[Excerpts from an interface dataset]
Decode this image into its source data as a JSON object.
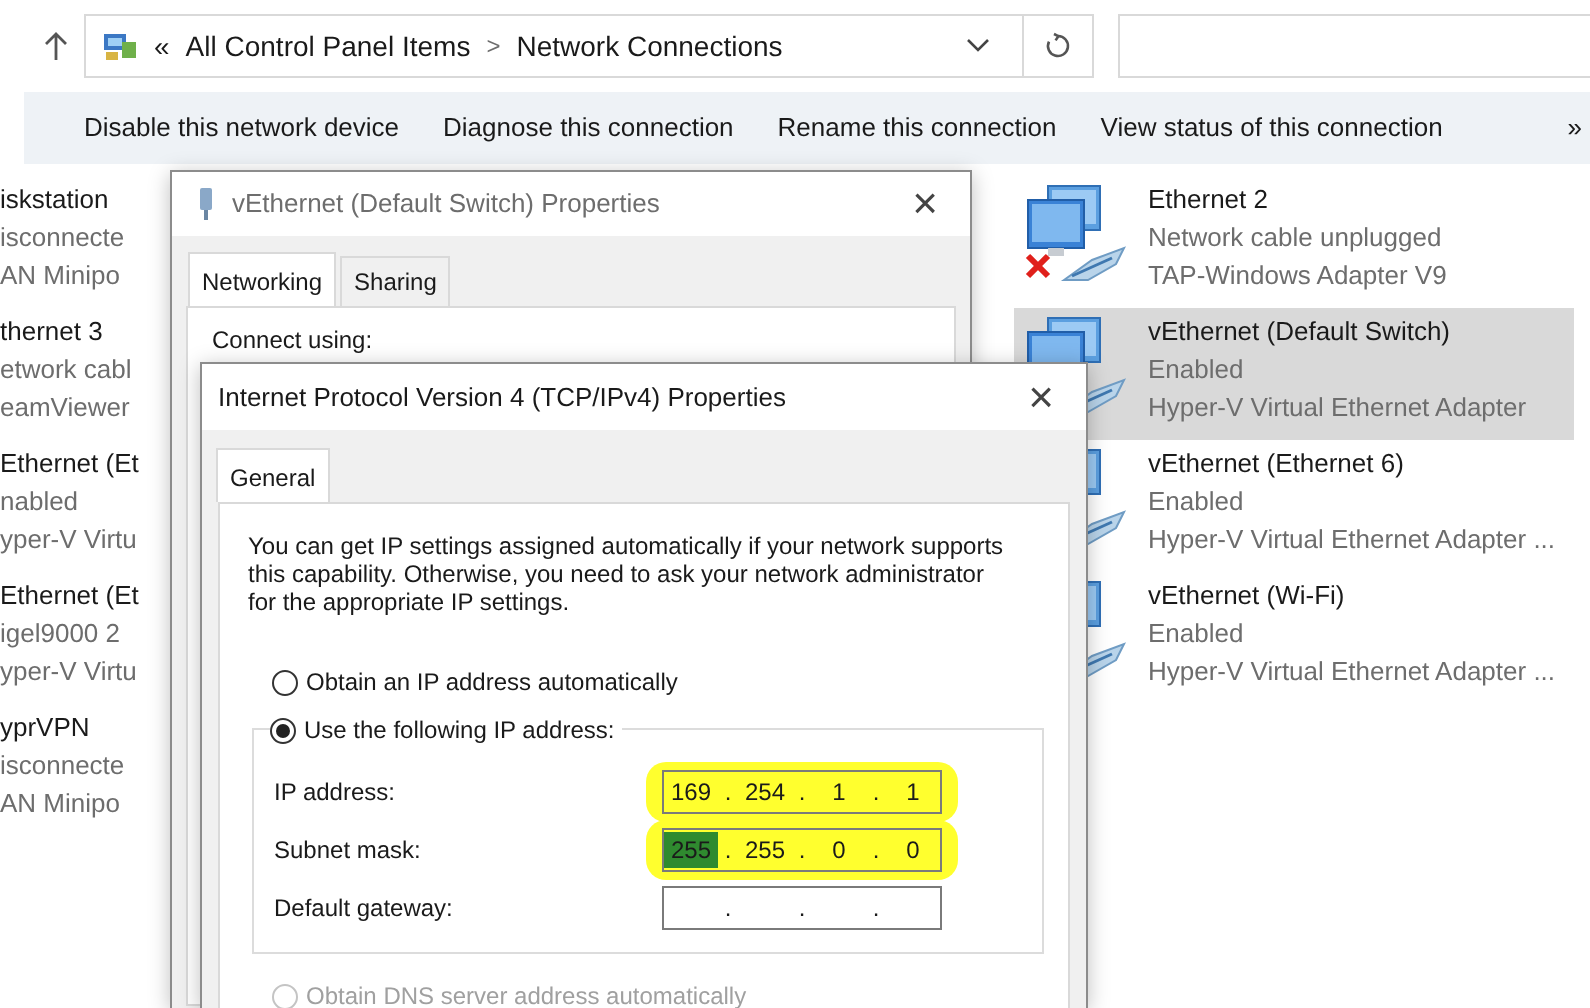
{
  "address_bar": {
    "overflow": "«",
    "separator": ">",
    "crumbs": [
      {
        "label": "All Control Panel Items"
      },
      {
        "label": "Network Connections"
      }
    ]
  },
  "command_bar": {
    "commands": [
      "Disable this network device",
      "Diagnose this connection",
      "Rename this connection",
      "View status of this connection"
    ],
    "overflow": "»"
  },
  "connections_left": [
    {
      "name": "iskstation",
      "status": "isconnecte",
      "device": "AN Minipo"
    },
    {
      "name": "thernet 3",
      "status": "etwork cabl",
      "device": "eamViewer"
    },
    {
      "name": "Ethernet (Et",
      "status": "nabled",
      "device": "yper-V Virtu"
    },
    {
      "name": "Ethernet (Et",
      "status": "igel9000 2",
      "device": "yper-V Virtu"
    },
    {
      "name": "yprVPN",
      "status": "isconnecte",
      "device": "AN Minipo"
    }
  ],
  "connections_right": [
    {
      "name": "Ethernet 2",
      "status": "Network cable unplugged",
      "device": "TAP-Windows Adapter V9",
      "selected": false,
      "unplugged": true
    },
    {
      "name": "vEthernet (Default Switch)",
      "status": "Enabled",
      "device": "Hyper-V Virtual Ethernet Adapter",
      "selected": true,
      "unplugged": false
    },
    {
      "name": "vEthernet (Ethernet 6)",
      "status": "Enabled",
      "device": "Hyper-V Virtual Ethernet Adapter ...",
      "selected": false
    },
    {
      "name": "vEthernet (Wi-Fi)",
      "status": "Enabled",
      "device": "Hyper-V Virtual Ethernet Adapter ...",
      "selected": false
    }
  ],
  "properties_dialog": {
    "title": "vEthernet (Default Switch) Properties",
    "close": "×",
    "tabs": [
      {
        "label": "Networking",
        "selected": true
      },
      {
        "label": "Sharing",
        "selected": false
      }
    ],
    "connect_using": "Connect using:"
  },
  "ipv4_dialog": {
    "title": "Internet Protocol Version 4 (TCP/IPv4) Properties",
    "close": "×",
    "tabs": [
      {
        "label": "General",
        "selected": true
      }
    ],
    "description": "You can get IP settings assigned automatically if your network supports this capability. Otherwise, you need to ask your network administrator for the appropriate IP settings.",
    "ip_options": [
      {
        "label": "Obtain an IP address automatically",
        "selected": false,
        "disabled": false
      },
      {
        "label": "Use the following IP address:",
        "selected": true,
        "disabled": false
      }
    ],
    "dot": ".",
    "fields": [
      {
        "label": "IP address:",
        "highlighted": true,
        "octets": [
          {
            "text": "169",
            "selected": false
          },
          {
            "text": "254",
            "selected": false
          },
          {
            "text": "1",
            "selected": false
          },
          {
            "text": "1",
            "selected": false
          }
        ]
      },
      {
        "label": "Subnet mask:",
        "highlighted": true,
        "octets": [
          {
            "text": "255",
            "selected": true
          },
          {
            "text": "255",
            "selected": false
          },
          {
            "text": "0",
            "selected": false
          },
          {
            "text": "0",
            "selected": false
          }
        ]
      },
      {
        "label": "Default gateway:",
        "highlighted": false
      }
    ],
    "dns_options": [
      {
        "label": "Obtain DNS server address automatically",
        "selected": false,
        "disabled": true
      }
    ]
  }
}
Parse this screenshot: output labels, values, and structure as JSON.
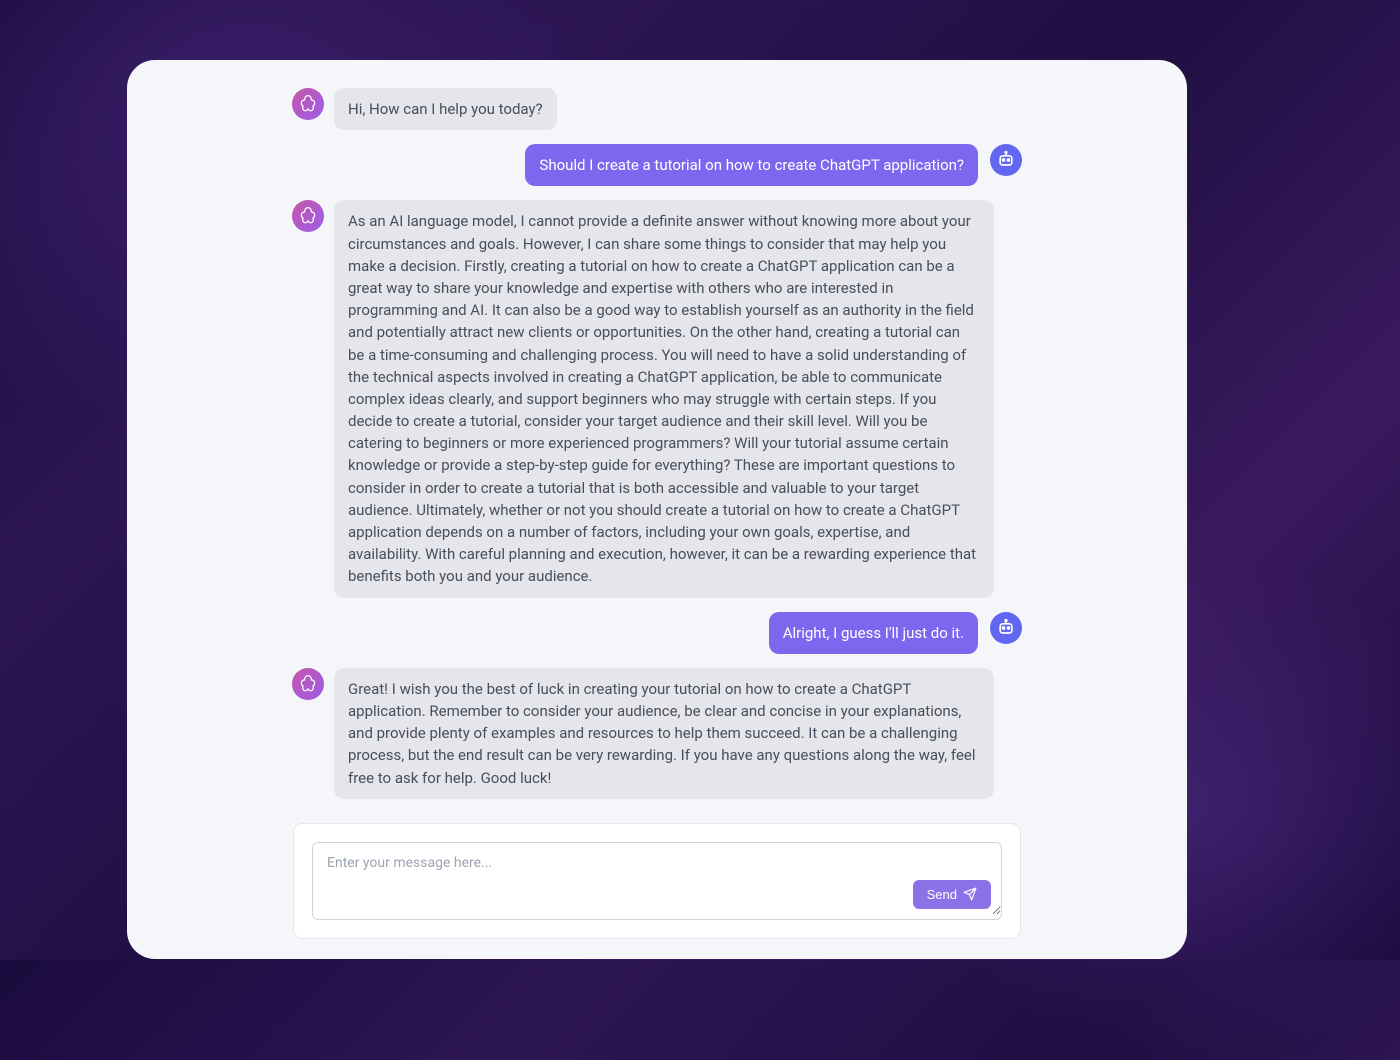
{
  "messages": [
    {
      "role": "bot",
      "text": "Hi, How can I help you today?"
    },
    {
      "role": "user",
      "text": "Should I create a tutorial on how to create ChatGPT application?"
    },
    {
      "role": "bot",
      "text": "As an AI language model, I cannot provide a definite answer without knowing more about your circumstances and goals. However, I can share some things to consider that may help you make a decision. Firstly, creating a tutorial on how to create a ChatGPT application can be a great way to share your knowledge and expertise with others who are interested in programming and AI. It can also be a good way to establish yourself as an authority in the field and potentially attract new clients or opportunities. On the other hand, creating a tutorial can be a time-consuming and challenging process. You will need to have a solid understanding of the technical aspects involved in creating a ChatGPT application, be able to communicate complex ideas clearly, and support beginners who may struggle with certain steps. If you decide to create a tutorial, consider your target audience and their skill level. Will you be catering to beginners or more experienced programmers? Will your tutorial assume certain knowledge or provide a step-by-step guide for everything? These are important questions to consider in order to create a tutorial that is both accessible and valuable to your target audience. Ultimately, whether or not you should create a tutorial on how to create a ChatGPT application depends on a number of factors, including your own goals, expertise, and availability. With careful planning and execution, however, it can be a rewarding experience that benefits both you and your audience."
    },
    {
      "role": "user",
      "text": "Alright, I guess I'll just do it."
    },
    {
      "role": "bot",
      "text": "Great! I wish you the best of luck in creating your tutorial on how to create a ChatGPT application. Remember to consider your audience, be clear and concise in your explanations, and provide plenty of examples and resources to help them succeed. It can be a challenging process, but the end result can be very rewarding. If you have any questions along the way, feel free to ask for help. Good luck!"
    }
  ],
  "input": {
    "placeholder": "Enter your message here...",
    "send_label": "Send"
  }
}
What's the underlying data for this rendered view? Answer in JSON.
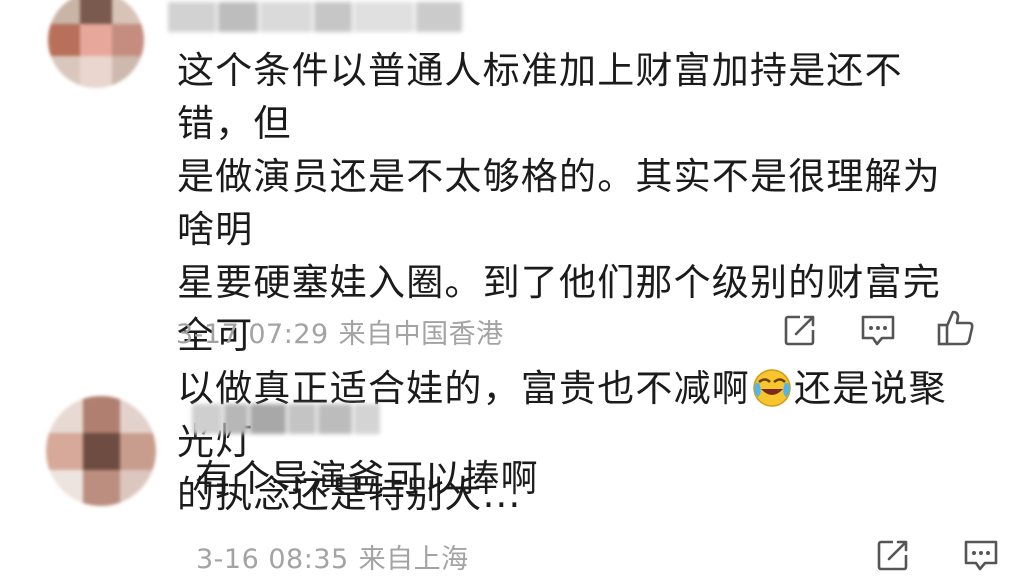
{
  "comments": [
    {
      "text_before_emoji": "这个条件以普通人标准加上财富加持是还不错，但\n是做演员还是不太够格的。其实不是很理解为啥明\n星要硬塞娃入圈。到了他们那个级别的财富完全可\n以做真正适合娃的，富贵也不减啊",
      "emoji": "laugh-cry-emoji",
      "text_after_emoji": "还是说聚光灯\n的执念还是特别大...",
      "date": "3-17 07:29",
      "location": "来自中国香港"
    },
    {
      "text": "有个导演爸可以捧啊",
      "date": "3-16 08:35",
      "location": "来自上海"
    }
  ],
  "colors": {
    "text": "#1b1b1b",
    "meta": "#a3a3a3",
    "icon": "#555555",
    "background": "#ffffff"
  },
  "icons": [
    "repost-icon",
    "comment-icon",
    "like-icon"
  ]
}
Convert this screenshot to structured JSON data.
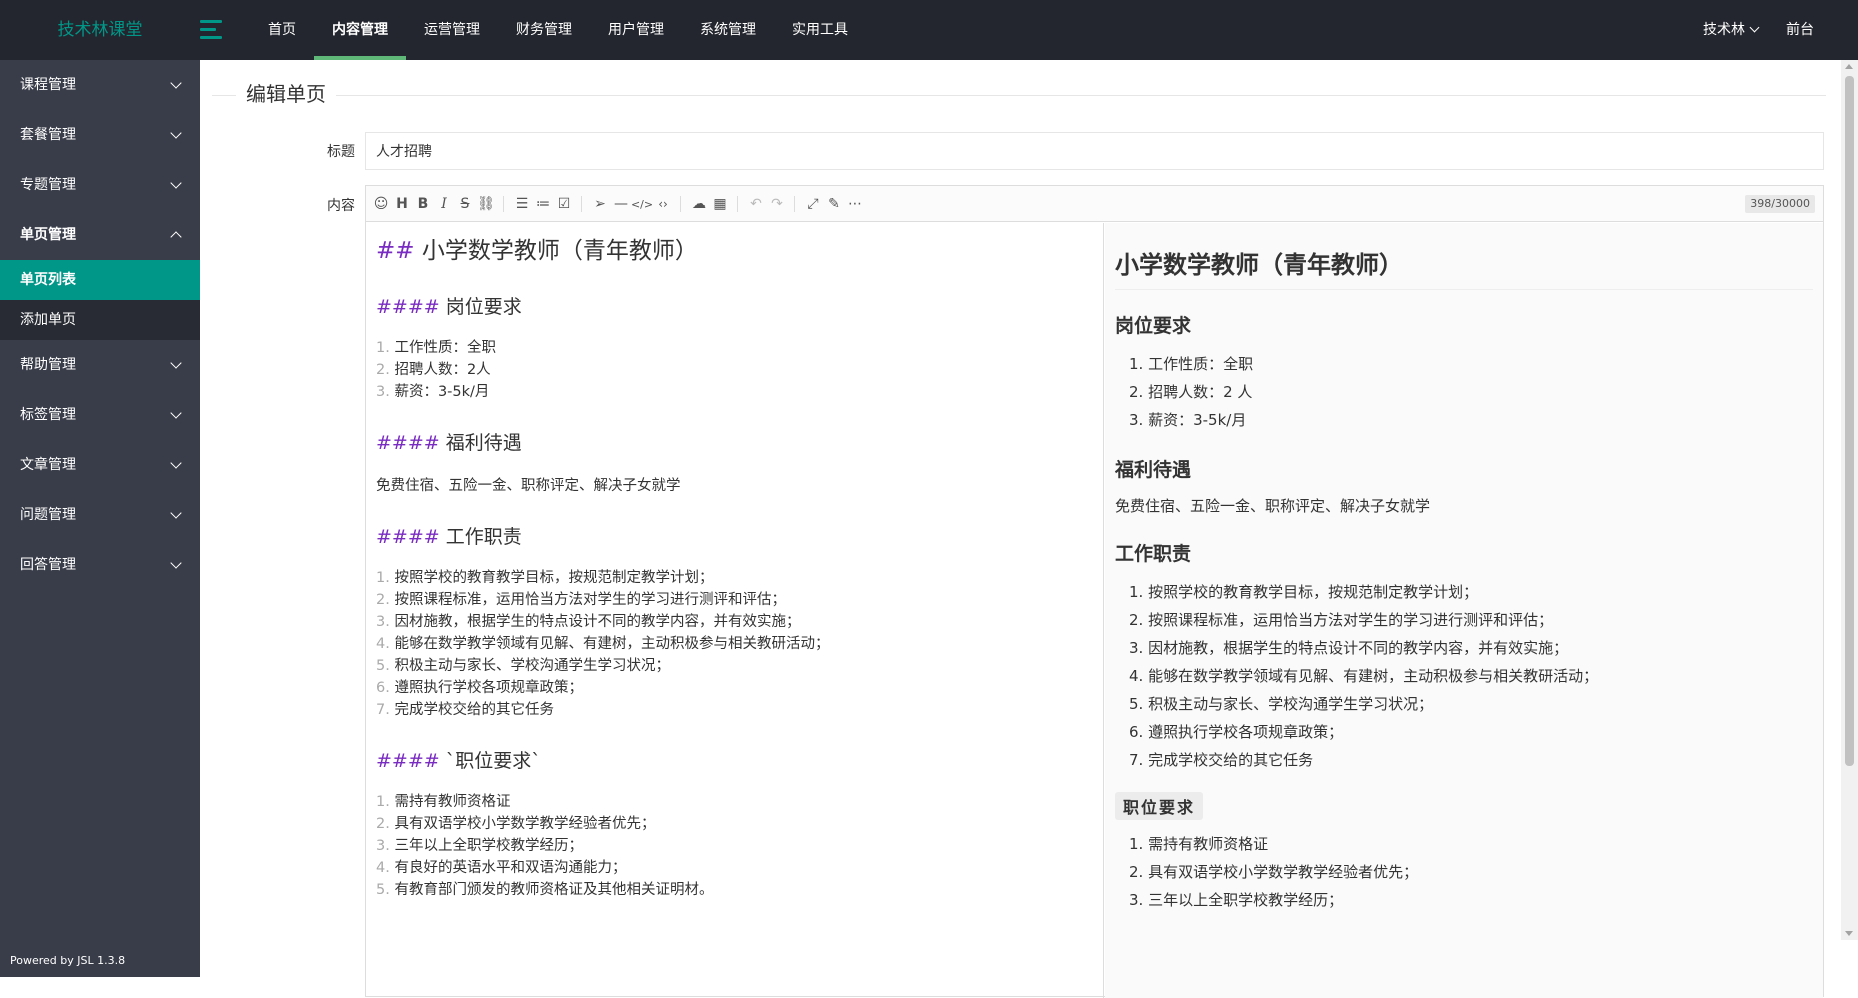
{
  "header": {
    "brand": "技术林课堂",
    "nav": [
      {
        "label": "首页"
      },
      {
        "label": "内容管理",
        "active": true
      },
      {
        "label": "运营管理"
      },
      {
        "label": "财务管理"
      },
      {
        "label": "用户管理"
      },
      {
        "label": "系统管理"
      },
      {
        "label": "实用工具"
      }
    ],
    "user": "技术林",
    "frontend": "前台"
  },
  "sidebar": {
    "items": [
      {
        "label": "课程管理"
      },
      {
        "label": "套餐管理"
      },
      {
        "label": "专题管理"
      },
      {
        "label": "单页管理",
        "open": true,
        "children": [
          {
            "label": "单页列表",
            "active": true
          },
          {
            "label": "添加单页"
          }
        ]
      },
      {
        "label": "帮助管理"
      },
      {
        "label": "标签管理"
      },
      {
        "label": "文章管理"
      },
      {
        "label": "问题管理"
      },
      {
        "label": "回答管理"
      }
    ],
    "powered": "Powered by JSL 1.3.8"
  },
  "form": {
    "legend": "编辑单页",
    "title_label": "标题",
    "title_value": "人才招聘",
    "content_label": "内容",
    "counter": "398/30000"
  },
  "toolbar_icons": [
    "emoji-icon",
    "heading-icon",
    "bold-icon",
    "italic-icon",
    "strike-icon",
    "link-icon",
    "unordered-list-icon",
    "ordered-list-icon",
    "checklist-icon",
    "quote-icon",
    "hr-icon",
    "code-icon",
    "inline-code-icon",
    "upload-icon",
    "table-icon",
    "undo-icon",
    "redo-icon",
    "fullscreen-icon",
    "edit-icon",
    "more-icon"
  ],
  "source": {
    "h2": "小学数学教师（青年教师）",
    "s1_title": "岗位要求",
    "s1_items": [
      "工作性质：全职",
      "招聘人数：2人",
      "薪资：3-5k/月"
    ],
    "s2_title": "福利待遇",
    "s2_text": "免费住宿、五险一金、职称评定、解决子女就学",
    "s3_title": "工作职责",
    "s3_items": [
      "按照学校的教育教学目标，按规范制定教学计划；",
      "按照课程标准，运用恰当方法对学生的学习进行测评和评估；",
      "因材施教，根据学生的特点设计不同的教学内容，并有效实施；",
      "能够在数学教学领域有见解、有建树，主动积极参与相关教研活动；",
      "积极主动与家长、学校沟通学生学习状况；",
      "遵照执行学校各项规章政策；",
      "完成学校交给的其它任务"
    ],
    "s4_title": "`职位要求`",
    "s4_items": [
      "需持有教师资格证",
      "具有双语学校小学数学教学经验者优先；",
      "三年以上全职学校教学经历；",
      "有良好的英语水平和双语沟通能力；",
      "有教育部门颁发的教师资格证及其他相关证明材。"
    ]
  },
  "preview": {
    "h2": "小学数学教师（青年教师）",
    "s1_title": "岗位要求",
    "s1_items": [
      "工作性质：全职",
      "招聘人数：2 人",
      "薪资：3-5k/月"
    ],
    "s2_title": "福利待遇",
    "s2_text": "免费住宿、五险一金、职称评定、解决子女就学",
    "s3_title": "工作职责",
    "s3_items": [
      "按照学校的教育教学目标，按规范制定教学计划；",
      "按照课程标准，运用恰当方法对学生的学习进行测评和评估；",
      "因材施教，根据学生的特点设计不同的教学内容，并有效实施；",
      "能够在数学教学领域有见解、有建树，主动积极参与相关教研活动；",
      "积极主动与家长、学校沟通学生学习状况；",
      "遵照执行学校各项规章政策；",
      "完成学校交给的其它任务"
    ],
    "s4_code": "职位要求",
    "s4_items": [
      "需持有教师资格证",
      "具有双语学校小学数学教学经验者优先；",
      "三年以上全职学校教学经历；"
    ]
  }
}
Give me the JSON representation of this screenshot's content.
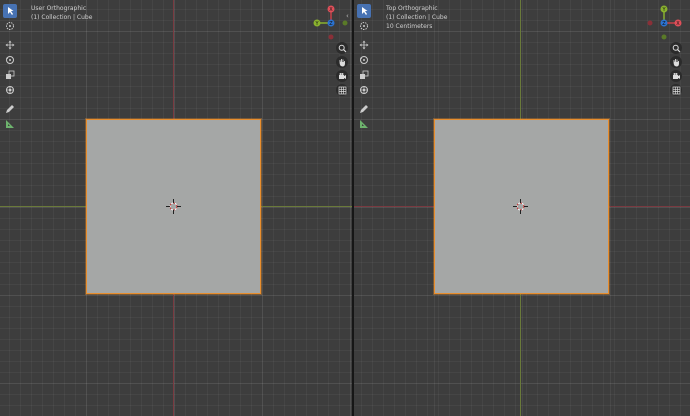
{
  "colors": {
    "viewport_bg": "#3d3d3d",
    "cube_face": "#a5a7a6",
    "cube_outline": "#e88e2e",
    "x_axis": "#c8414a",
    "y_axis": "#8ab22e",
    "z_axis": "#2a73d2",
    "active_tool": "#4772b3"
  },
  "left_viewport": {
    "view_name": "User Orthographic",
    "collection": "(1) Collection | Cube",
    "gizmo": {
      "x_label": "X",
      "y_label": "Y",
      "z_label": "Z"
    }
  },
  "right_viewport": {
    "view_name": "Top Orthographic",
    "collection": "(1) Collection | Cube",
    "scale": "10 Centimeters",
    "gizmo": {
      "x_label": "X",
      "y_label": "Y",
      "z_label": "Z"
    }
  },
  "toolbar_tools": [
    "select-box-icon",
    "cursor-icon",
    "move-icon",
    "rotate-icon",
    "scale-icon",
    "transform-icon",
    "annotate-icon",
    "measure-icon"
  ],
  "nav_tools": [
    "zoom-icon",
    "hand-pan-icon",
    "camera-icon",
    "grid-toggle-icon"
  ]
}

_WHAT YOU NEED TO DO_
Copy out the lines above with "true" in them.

_ANSWER TO THE PROBLEM_
      "unplugged": true
      "selected": true,
        "selected": true
        "selected": true
        "selected": true,
        "highlighted": true,
        "highlighted": true,
            "selected": true
        "disabled": true
        "active": true
        "open": true,
            "active": true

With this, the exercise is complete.